Australia isn’t the only country that is ramping up its cyber and privacy regulations. In the U.S., which is already inundated with a number of state and federal regulations, CISA is proposing enhanced requirements for reporting under the Cyber Incident Reporting for Critical Infrastructure Act (CIRCIA). The SEC and NY-DFS continue to evolve their requirements with more scrutiny and accountability on executives and risk management. 

In APAC, we see countries that impose greater restrictions on the transfer of personal data to other countries, especially for data that may impact national security and/or sensitive personal data. One such example is the complex data protection framework in China, which consists of the three pillars: the Personal Information Protection Law (PIPL); the Cybersecurity Law of the People’s Republic of China (CSL); and the Data Security Law of the People’s Republic of China (DSL). In addition to this, there are a number of cybersecurity laws, which are a collective of various regulations that span multiple sectors with varying requirements.

 
Another such example is Malaysia, where a data user/processor must not transfer personal data to jurisdictions outside of Malaysia unless that jurisdiction has been specified by the Minister (or an exception applies). Also, in Malaysia, personal data transferred to third-party service providers located outside of Malaysia will require due diligence to be performed and contractual obligations imposed on third parties to protect personal data. 

All this is to say that for organisations that operate in different jurisdictions, the complexity of managing a complex web of varying regulations and laws, is not getting any better and never before has there been such a strong argument for harmonisation among cyber and privacy laws. The challenge, as seen here, is that harmonisation is lacking on domestic fronts, let alone across international jurisdictions. However, the EU has made reasonable attempts in this regard with GDPR and DORA.

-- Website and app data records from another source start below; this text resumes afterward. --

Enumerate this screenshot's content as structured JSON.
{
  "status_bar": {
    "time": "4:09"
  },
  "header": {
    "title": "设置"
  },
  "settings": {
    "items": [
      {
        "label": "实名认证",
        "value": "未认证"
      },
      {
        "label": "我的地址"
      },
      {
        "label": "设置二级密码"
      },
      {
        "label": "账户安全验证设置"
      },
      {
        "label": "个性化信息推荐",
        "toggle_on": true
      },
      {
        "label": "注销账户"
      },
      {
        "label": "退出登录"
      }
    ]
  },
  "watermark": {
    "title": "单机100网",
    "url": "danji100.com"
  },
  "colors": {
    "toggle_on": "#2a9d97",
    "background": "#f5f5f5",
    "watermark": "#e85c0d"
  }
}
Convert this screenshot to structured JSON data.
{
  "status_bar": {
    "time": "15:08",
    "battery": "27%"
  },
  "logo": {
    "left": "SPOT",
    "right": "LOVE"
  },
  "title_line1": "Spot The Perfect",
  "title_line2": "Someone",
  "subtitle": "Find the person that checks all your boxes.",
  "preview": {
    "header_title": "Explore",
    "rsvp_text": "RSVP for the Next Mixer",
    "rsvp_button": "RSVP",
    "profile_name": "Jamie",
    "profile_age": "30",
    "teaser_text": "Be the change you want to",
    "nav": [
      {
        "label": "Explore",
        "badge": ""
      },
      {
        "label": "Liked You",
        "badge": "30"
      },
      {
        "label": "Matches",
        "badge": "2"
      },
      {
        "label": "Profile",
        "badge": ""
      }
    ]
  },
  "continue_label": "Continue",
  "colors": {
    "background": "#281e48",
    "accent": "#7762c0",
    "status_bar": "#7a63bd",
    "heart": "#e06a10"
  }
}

A recent paper by Netskope and PwC (Privacy and Data Protection for Cross-Border Data Transfers in the Asia Pacific Region) cited that the concepts of “data sovereignty” and “data localisation” are becoming more prevalent and sovereign nations are more attuned to the expectation and desire of their citizens for the government to play a greater role in the protection of their personal data.

Conclusion

The Australian Government has finally started down the road of playing a greater role in protecting the data of ordinary Australians and is identifying where they need to step in, pulling the trigger on more robust regulations. They are catching up with the Northern Hemisphere and others. Once formalised, assessments need to be undertaken by organisations to ensure that appropriate regulatory controls are in place. But what do security teams and organisations need to do differently? Is it just a matter of understanding what data, where, and who can access it? What about securing supply chains and identifying security controls embedded in technical integrations? A frequent point of discussion amongst industry is about how organisations meet mandates relating to data retention and deletion (if you don’t hold onto it, there’s less to breach!).

The burden on organisations to protect data is increasing. Government oversight and reforms to create harsher penalties in support of enforcement is increasing. To meet these regulations,  organisations need to conduct gap analysis, close the gaps with automation to ensure enforcement of technical controls, and implement dynamic data protection strategies that help security teams deliver the right outcomes. Organisations need to know where data is, what is needed to protect it, manage the risk accordingly.

author image
David Fairman
David Fairman is an experienced CSO/CISO, strategic advisory, investor and coach. He has extensive experience in the global financial services sector. In 2015, David was named as one of the Top 10 CISOs to know, and is seen as a thought leader in the cyber security industry as profiled by K-Logix.